_THE TASK:_ Which lines of the data hold the word "množina"? Copy all of them.

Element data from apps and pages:
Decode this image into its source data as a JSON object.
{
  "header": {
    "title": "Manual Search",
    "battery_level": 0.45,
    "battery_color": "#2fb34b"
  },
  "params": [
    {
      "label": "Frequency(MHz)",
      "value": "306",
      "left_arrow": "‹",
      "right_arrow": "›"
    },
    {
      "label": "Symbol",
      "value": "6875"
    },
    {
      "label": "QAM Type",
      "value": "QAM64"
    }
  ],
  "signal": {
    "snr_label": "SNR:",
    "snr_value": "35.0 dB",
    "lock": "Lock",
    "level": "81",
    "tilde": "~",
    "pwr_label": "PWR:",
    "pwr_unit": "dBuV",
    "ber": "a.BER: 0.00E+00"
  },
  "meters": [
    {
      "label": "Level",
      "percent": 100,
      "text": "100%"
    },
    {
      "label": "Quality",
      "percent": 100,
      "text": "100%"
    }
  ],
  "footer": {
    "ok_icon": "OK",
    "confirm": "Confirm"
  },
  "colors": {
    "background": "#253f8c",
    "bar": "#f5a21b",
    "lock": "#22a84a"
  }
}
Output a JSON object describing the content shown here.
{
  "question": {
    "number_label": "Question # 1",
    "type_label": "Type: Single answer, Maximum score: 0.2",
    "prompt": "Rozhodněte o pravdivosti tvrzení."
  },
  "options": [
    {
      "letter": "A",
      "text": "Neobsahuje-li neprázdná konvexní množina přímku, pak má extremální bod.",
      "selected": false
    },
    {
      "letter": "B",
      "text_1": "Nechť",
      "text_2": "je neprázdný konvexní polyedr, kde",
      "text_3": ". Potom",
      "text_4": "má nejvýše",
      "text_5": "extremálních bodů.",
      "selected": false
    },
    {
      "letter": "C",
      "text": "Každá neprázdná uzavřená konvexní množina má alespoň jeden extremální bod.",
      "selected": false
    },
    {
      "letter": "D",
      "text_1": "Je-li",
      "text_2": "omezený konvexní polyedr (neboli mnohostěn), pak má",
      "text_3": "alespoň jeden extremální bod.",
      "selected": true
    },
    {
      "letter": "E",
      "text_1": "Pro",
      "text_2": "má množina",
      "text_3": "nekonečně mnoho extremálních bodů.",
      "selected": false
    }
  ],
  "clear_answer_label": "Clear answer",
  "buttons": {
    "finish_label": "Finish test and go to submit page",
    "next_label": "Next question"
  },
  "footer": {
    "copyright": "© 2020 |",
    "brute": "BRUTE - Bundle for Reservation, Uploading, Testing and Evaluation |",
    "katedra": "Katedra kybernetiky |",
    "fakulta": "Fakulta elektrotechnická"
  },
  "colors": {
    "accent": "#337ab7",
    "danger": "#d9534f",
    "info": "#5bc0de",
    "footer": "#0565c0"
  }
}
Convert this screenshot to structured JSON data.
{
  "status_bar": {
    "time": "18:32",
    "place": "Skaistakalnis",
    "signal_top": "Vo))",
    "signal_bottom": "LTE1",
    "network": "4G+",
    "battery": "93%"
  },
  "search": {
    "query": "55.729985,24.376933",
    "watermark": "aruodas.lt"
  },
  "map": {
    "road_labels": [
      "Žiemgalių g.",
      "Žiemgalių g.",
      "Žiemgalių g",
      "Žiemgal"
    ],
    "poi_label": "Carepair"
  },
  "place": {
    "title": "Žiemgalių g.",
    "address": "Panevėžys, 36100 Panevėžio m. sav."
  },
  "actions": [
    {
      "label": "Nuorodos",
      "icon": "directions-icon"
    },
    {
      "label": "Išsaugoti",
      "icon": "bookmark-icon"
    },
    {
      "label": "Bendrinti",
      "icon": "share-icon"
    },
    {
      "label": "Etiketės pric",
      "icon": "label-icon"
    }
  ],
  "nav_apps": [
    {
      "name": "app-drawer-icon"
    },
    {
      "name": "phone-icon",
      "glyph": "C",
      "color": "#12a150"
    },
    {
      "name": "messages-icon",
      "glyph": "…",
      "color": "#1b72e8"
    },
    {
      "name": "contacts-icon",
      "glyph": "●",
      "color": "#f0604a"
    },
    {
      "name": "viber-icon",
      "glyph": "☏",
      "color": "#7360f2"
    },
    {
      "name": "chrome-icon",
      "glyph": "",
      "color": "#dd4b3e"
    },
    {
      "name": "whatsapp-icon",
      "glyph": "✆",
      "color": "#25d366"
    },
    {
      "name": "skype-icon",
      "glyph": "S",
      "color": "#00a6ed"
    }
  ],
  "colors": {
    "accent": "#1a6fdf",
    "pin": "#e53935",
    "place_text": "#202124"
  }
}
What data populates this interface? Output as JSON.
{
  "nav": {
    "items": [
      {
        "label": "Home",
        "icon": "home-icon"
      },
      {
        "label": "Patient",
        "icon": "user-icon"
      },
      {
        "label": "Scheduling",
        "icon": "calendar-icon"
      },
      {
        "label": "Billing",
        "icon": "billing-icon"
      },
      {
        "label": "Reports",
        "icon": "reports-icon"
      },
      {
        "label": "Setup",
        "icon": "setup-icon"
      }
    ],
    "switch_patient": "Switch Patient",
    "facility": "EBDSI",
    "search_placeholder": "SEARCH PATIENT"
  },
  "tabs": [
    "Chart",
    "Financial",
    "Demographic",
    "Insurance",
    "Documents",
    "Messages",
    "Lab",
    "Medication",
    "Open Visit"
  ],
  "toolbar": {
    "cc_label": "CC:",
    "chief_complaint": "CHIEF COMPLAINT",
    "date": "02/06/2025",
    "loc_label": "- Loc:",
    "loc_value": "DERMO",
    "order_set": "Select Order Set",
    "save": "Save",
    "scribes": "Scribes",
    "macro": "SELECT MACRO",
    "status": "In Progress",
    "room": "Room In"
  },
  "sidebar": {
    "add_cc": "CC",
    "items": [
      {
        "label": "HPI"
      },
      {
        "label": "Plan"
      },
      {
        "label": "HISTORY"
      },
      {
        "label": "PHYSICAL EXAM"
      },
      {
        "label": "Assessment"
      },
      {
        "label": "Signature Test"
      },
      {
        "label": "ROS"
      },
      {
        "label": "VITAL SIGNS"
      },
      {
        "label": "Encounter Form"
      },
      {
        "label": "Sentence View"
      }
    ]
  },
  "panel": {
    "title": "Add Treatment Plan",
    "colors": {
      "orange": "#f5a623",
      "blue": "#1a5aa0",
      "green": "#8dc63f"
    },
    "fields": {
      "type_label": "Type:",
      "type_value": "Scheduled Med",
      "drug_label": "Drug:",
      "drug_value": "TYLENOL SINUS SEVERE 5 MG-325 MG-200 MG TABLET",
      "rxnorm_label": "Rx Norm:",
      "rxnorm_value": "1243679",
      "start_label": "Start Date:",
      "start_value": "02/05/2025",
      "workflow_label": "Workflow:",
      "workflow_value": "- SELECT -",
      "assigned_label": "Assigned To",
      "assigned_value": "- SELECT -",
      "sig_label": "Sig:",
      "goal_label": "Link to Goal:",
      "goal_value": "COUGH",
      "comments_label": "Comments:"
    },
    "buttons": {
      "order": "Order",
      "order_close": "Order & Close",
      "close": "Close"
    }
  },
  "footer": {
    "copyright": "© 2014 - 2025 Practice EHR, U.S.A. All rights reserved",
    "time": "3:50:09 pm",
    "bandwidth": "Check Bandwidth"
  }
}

_SOLUTION TO THE EXERCISE:_
      "text": "Neobsahuje-li neprázdná konvexní množina přímku, pak má extremální bod.",
      "text": "Každá neprázdná uzavřená konvexní množina má alespoň jeden extremální bod.",
      "text_2": "má množina",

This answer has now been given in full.